In this paper, we report surveys of allozyme variation in Tridacna maxima populations sampled throughout the species range in the west Pacific from Australia to Polynesia to test [TABULAR DATA FOR TABLE 1 OMITTED] whether the northwest to southeast trend in gene flow perpendicular to major surface currents found in T.
(1988) studied gonad maturation of the giant clam Tridacna gigas (Linnaeus, 1758) (subfamily Tridacninae) by qualitatively characterizing the maturity stages of male and female tissues.
In the Fatu-ma-Futi assemblage, several of the largest taxa, such as Tridacna, Turbo, and Trochus are found living on the hard substrate or nearby coral sand of coral reef habitats.
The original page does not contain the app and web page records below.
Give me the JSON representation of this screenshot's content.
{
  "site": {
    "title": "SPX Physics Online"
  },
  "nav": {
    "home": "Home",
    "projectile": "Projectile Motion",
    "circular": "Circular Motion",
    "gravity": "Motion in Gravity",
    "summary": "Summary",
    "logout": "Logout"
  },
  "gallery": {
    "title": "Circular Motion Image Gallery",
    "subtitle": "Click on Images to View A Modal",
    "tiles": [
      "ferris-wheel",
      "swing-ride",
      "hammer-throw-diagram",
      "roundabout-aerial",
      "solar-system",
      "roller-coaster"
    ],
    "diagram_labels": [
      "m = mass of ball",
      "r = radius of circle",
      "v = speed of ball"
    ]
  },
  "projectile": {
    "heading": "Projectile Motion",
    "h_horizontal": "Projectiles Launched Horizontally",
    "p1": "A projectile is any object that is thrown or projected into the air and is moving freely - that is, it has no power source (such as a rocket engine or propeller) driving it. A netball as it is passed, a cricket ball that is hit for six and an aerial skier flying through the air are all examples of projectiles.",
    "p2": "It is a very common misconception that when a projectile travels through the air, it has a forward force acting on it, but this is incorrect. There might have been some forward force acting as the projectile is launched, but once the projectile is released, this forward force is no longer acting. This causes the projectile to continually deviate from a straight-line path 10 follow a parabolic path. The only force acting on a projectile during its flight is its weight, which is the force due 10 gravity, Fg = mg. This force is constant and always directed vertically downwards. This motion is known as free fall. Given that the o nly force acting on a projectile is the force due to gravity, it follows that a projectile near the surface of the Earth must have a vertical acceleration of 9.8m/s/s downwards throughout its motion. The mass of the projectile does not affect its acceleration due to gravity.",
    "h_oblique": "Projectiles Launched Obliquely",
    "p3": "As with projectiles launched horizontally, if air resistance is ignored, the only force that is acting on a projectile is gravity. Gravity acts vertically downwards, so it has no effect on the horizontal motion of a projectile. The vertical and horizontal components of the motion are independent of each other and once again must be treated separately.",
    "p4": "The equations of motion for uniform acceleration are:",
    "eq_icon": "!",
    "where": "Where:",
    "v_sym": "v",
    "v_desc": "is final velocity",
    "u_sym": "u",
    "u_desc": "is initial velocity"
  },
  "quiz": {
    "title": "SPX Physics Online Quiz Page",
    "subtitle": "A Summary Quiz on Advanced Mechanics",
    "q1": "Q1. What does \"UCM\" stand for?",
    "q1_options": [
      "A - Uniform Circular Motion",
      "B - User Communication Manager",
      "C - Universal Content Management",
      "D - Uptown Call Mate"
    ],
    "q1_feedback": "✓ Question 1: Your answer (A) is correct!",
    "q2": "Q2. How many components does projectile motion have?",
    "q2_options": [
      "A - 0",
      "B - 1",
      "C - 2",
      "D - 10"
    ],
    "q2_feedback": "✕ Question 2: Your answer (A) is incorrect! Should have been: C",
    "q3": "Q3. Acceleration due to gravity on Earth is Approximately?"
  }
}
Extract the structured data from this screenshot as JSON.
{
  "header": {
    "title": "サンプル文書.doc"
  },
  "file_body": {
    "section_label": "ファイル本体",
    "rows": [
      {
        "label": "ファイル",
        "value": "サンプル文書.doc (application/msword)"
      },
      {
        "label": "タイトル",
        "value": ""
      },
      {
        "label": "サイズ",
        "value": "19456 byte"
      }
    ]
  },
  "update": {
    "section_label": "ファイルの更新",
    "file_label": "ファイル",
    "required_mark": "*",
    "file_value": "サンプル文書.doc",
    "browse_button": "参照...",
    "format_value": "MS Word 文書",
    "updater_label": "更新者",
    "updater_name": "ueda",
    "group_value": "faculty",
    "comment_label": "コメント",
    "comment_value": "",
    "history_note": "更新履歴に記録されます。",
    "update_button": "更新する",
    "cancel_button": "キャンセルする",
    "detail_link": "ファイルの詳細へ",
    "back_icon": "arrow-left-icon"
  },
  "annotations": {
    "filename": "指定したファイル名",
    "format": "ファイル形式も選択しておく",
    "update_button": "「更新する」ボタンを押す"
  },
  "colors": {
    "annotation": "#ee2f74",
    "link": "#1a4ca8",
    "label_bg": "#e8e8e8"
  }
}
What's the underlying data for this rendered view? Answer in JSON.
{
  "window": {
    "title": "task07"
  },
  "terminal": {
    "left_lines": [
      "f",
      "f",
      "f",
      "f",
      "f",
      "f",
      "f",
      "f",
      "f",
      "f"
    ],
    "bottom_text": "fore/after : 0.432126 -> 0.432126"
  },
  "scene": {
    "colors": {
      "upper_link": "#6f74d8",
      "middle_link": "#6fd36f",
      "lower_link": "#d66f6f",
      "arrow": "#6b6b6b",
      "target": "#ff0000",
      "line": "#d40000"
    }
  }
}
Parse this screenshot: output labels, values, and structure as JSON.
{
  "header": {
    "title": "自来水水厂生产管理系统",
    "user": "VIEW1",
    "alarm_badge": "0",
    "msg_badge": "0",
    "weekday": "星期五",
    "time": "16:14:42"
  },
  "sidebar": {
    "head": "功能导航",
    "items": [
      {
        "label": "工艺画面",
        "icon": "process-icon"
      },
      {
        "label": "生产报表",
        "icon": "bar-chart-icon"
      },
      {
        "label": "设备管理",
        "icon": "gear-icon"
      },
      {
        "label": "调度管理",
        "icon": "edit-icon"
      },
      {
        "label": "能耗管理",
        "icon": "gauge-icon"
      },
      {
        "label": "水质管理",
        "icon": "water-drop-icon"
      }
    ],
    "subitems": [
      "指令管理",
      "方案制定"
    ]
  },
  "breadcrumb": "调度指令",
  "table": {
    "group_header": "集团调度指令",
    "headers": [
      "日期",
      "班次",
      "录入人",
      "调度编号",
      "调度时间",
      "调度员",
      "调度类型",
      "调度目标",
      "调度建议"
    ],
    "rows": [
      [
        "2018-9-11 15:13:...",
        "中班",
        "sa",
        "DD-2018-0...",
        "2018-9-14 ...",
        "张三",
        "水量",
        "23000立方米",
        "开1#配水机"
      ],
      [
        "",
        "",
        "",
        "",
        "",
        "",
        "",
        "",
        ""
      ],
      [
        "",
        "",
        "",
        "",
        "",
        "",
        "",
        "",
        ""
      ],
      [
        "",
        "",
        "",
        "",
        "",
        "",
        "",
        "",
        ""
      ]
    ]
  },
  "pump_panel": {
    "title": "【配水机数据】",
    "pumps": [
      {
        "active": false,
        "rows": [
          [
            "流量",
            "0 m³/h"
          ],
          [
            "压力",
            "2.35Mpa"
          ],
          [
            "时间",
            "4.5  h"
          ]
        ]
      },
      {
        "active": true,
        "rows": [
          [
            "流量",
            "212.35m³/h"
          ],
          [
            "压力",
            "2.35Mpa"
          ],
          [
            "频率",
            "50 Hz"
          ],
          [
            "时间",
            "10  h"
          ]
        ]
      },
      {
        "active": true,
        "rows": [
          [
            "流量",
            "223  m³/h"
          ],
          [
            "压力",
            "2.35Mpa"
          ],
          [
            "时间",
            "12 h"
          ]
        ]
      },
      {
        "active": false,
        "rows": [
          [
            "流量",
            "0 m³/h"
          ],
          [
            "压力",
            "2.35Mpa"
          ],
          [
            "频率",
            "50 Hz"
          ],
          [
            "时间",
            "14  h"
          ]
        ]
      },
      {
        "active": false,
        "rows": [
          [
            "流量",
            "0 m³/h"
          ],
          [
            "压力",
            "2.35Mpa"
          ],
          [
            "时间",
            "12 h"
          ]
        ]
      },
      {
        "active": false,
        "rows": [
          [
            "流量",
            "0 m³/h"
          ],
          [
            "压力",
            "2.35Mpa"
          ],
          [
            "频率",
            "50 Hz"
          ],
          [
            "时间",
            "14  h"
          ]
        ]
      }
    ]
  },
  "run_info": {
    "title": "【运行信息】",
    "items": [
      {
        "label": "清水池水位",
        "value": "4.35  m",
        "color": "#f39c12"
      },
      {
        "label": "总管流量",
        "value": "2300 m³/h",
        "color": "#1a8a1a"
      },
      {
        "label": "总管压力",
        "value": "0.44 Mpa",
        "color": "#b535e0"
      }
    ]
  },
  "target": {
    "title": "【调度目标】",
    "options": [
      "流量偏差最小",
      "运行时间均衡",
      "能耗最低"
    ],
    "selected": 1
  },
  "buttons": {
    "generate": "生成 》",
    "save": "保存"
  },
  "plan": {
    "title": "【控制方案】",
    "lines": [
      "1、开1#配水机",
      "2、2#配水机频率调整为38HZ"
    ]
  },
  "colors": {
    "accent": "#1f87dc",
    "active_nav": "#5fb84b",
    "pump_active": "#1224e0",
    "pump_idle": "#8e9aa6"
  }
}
(2006) examined how light intensity and water temperature influence the symbiosis rates of Tridacna crocea, Tridacna derasa, and Tridacna squamosa.
KEY WORDS: giant clam, Tridacna noae, Tridacna maxima, demographics, density, distribution, management, Papua New Guinea
Meanwhile, log-phase cultures of the following isolates of Symbiodinium were harvested and washed in FSW by centrifugation at 1000 X g for 5 mm: (1) TC2A, a clonal isolate from the tridacnid clam Tridacna crocea (see isolate PHQU TC2A from Baillie et al., 1998); (2) HH2A, a clonal isolate from the tridacnid clam Hippopus hippopus (see isolate PHSC HH2A from Baillie et al., 1998); (3) HA3-5, a clonal isolate of a free-living isolate from Hawaiian subtidal sands (see Carlos et al., 1999); (4) CS164, a clonal isolate from the anemone Aiptasia tagetes (culture purchased from the Commonwealth Scientific and Industrial Research Organisation [CSJRO], Australia); and (5) CS 156, a clonal isolate from the stony coral Montipora verrucosa (culture purchased from CSIRO).
KEY WORDS: salinity, giant clam, Tridacna gigas, stress response, clearance rate, absorption efficiency
From 1976 onwards (Green 1976, 1979, 1991a: Table 3) two Tridacna marine shell radiocarbon determinations have been available as an indication of the approximate age of the SE-SZ-8 dentate-decorated Lapita site of Nanggu, on the island of Nendo or Santa Cruz, in the Outer Eastern Islands of the Solomons.
These bivalves include all of the species in the subfamily Tridacninae, including the well-known genera of larger clams, Tridacna and Hippopus, as well as less well-known genera of much smaller clams in the subfamily Fraginae, such as Corculum and Fragum (Kawaguti, 1950, 1983; Schneider, 1998).
The biggest clam in the nursery is a 98.3-centimeter long Tridacna gigas and the shortest is a 3-cm juvenile.
In addition, no basophilic granulocytes were observed in the giant clam (Tridacna crocea) (Nakayama et al.